An evaluation of the national conference was conducted and indicated over 90% of respondents found the information met or exceeded their expectations. Improved grazing practices, budgeting and economic data, and animal handling practices received the highest audience ratings. The proceedings of the conference represents the definitive recent scientific literature regarding grass-fed beef production, marketing, and consumer evaluations. It was made available to all conference participants, and it is currently available by mail order. More than 500 copies have been distributed. Copies have been made available to students in the feed technology course at Penn State University as part of their instruction for the course.
Farmers that employed the more intensive grazing practices on their farms were pleased with the results in spite of adverse weather for the grazing season. The results indicated these farmers found the experience with the intensive grazing program to be fair to very good, rotations varied from 2 to 11 days, there was less pasture mowing, pasture quality was improved, maintaining the fences was the most time-consuming element, and they found it to be a very important management tool in the future on their farm. All indicated they would employ the practice again. These results will be used for educational programs to highlight ways grass-fed producers can increase the availability and quality of grazed forages-key issues in animal turnover and cost reduction.
3735 Buckeystown Pike
Buckeystown, MD 21717
Office Phone: 3016627638
Penn State University
702 Sawmill Road
Bloomsburg, PA 17815
Office Phone: 5707846660
NRCS Project Grass
702 Sawmill Rd. Suite 205

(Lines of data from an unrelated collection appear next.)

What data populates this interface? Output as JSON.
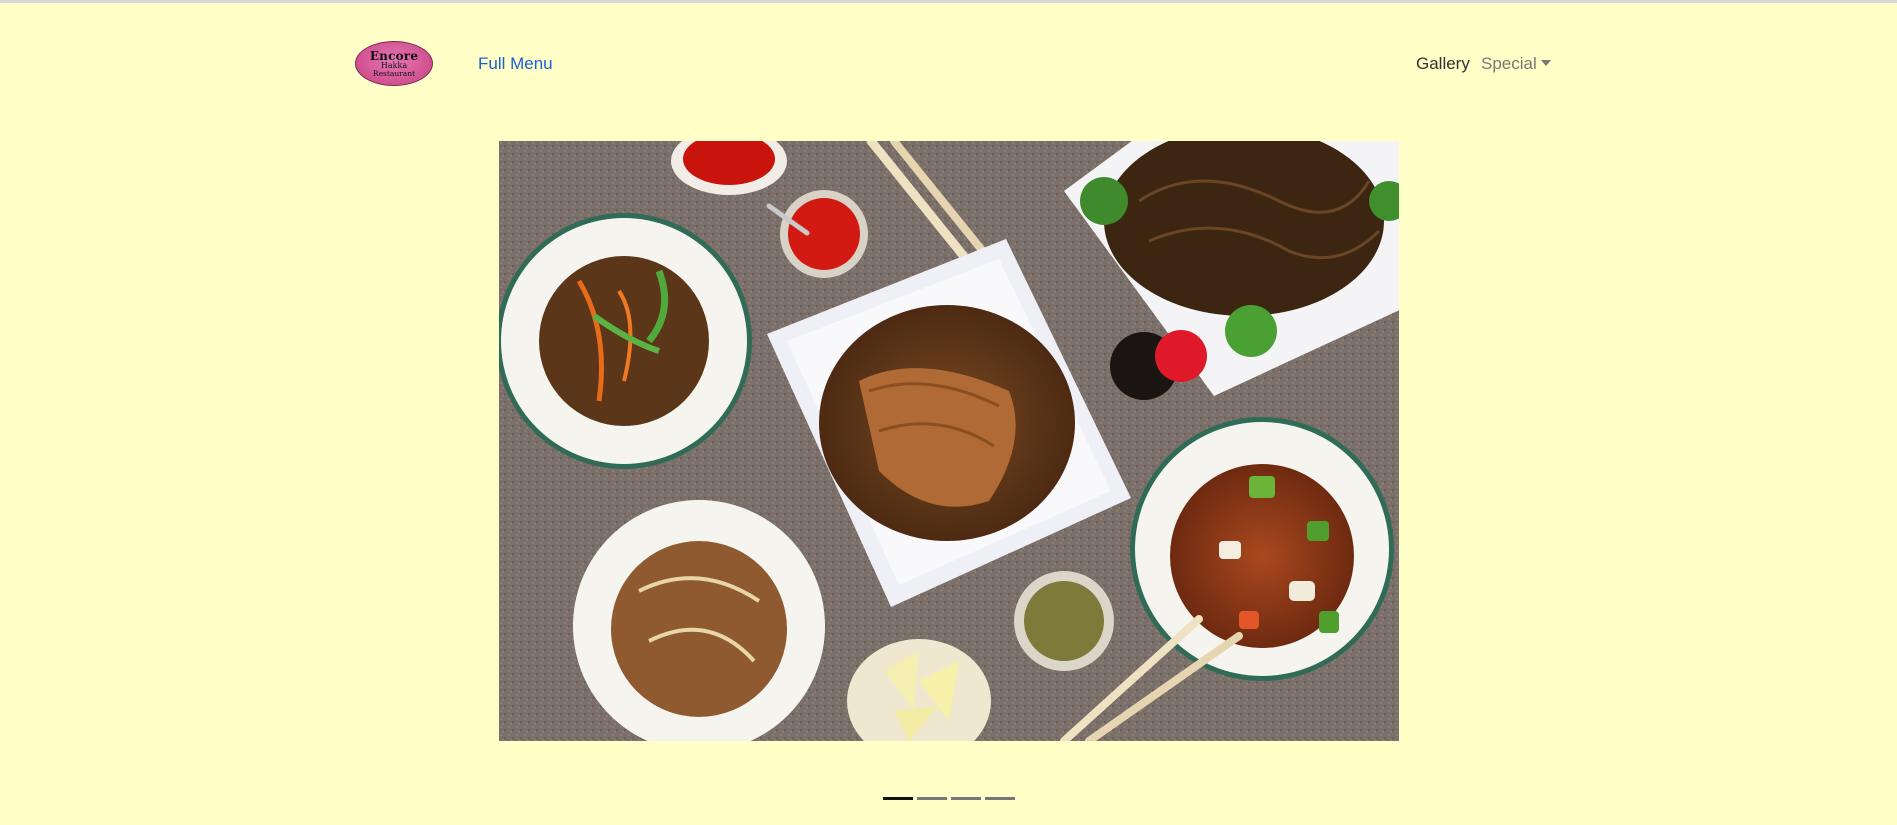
{
  "nav": {
    "logo": {
      "line1": "Encore",
      "line2": "Hakka",
      "line3": "Restaurant"
    },
    "full_menu_label": "Full Menu",
    "gallery_label": "Gallery",
    "special_label": "Special"
  },
  "carousel": {
    "slide_count": 4,
    "active_index": 0,
    "image_alt": "Overhead view of Hakka Chinese dishes: fried rice with roast chicken, noodles with broccoli, chili beef, sweet and sour chicken, fried chicken with onions, lemon wedges, sauces and chopsticks"
  },
  "colors": {
    "background": "#ffffc7",
    "link_blue": "#1a5fd6",
    "logo_pink": "#d0508f",
    "indicator_active": "#111111",
    "indicator_inactive": "#777777"
  }
}
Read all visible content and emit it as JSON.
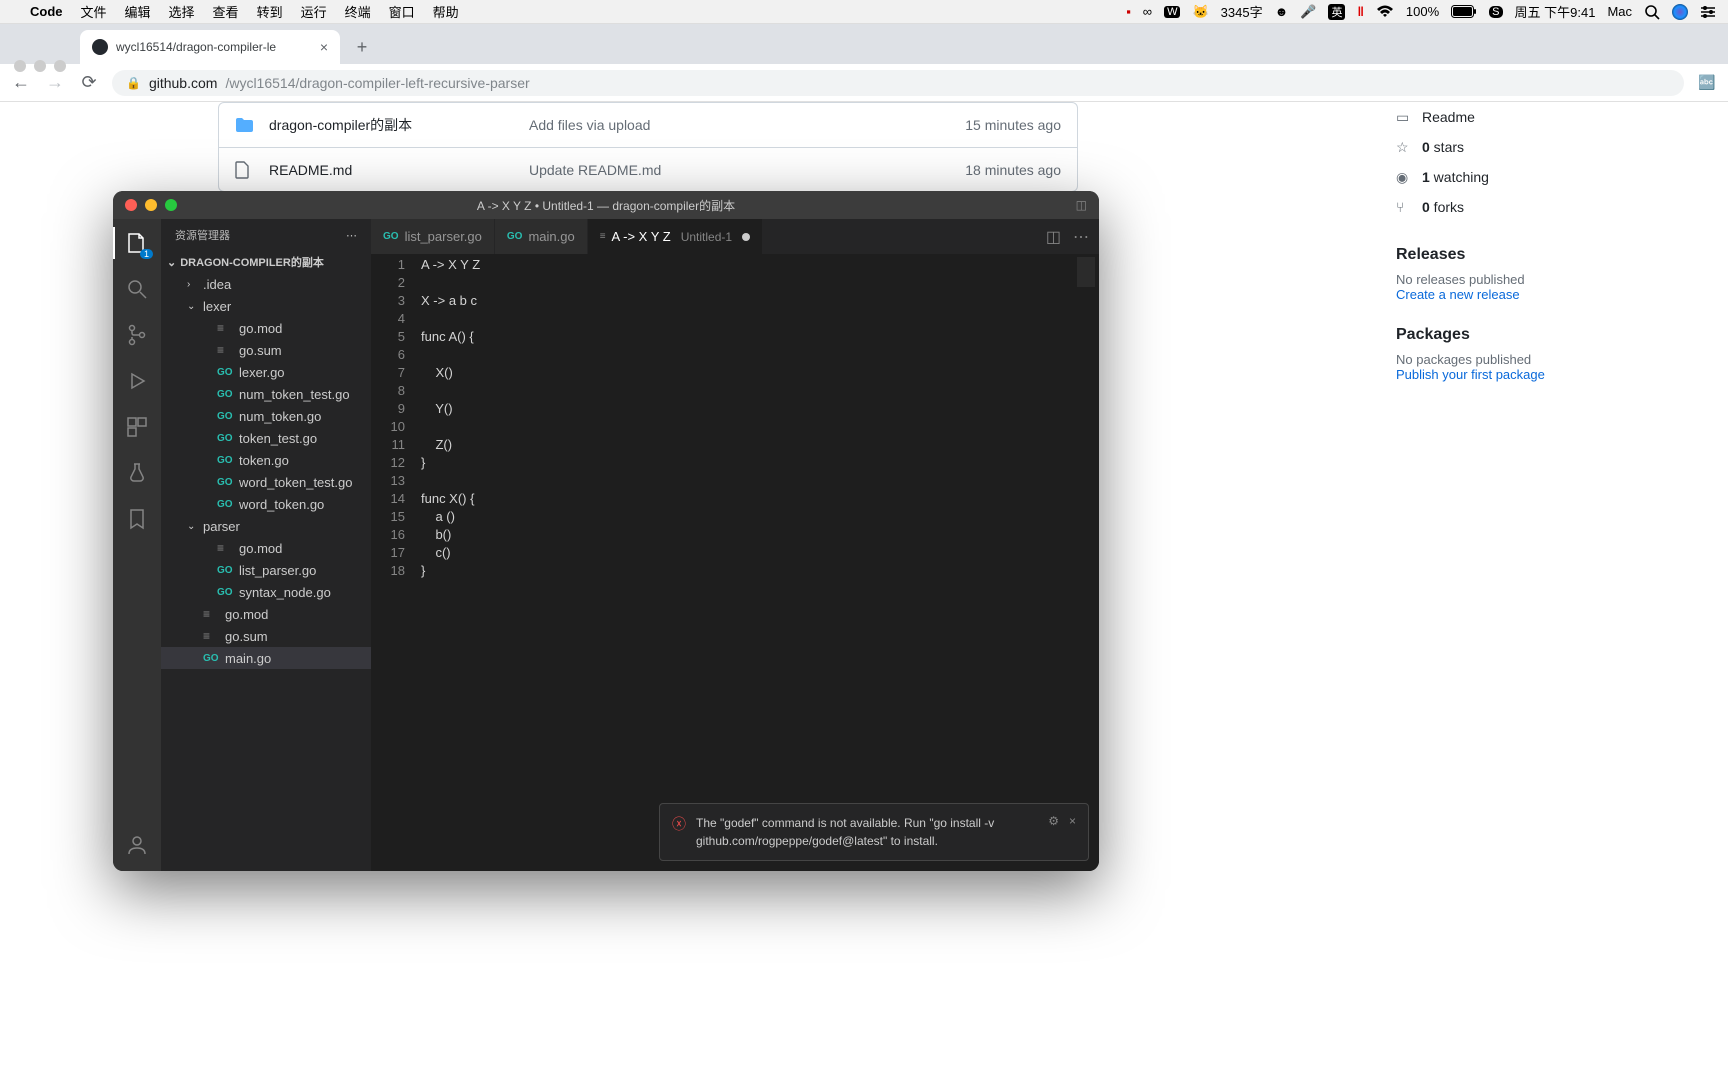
{
  "menubar": {
    "app": "Code",
    "items": [
      "文件",
      "编辑",
      "选择",
      "查看",
      "转到",
      "运行",
      "终端",
      "窗口",
      "帮助"
    ],
    "right": {
      "word_count": "3345字",
      "ime": "英",
      "battery": "100%",
      "clock": "周五 下午9:41",
      "user": "Mac"
    }
  },
  "chrome": {
    "tab_title": "wycl16514/dragon-compiler-le",
    "url_host": "github.com",
    "url_path": "/wycl16514/dragon-compiler-left-recursive-parser"
  },
  "github": {
    "files": [
      {
        "icon": "folder",
        "name": "dragon-compiler的副本",
        "msg": "Add files via upload",
        "time": "15 minutes ago"
      },
      {
        "icon": "file",
        "name": "README.md",
        "msg": "Update README.md",
        "time": "18 minutes ago"
      }
    ],
    "side": {
      "readme": "Readme",
      "stars": "0 stars",
      "watching": "1 watching",
      "forks": "0 forks",
      "releases_h": "Releases",
      "releases_txt": "No releases published",
      "releases_link": "Create a new release",
      "packages_h": "Packages",
      "packages_txt": "No packages published",
      "packages_link": "Publish your first package"
    }
  },
  "vscode": {
    "title": "A -> X Y Z • Untitled-1 — dragon-compiler的副本",
    "explorer_label": "资源管理器",
    "root": "DRAGON-COMPILER的副本",
    "activity_badge": "1",
    "tree": [
      {
        "type": "folder",
        "name": ".idea",
        "depth": 1,
        "open": false
      },
      {
        "type": "folder",
        "name": "lexer",
        "depth": 1,
        "open": true
      },
      {
        "type": "file",
        "name": "go.mod",
        "depth": 2,
        "kind": "mod"
      },
      {
        "type": "file",
        "name": "go.sum",
        "depth": 2,
        "kind": "mod"
      },
      {
        "type": "file",
        "name": "lexer.go",
        "depth": 2,
        "kind": "go"
      },
      {
        "type": "file",
        "name": "num_token_test.go",
        "depth": 2,
        "kind": "go"
      },
      {
        "type": "file",
        "name": "num_token.go",
        "depth": 2,
        "kind": "go"
      },
      {
        "type": "file",
        "name": "token_test.go",
        "depth": 2,
        "kind": "go"
      },
      {
        "type": "file",
        "name": "token.go",
        "depth": 2,
        "kind": "go"
      },
      {
        "type": "file",
        "name": "word_token_test.go",
        "depth": 2,
        "kind": "go"
      },
      {
        "type": "file",
        "name": "word_token.go",
        "depth": 2,
        "kind": "go"
      },
      {
        "type": "folder",
        "name": "parser",
        "depth": 1,
        "open": true
      },
      {
        "type": "file",
        "name": "go.mod",
        "depth": 2,
        "kind": "mod"
      },
      {
        "type": "file",
        "name": "list_parser.go",
        "depth": 2,
        "kind": "go"
      },
      {
        "type": "file",
        "name": "syntax_node.go",
        "depth": 2,
        "kind": "go"
      },
      {
        "type": "file",
        "name": "go.mod",
        "depth": 1,
        "kind": "mod"
      },
      {
        "type": "file",
        "name": "go.sum",
        "depth": 1,
        "kind": "mod"
      },
      {
        "type": "file",
        "name": "main.go",
        "depth": 1,
        "kind": "go",
        "selected": true
      }
    ],
    "tabs": [
      {
        "icon": "go",
        "label": "list_parser.go"
      },
      {
        "icon": "go",
        "label": "main.go"
      },
      {
        "icon": "txt",
        "label": "A -> X Y Z",
        "sub": "Untitled-1",
        "dirty": true,
        "active": true
      }
    ],
    "code_lines": [
      "A -> X Y Z",
      "",
      "X -> a b c",
      "",
      "func A() {",
      "",
      "    X()",
      "",
      "    Y()",
      "",
      "    Z()",
      "}",
      "",
      "func X() {",
      "    a ()",
      "    b()",
      "    c()",
      "}"
    ],
    "toast": "The \"godef\" command is not available. Run \"go install -v github.com/rogpeppe/godef@latest\" to install."
  }
}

Bloomsburg, PA 17815
Office Phone: 5707844401
Penn State University
Penn State University
Penn State University, Department of Dairy and Ani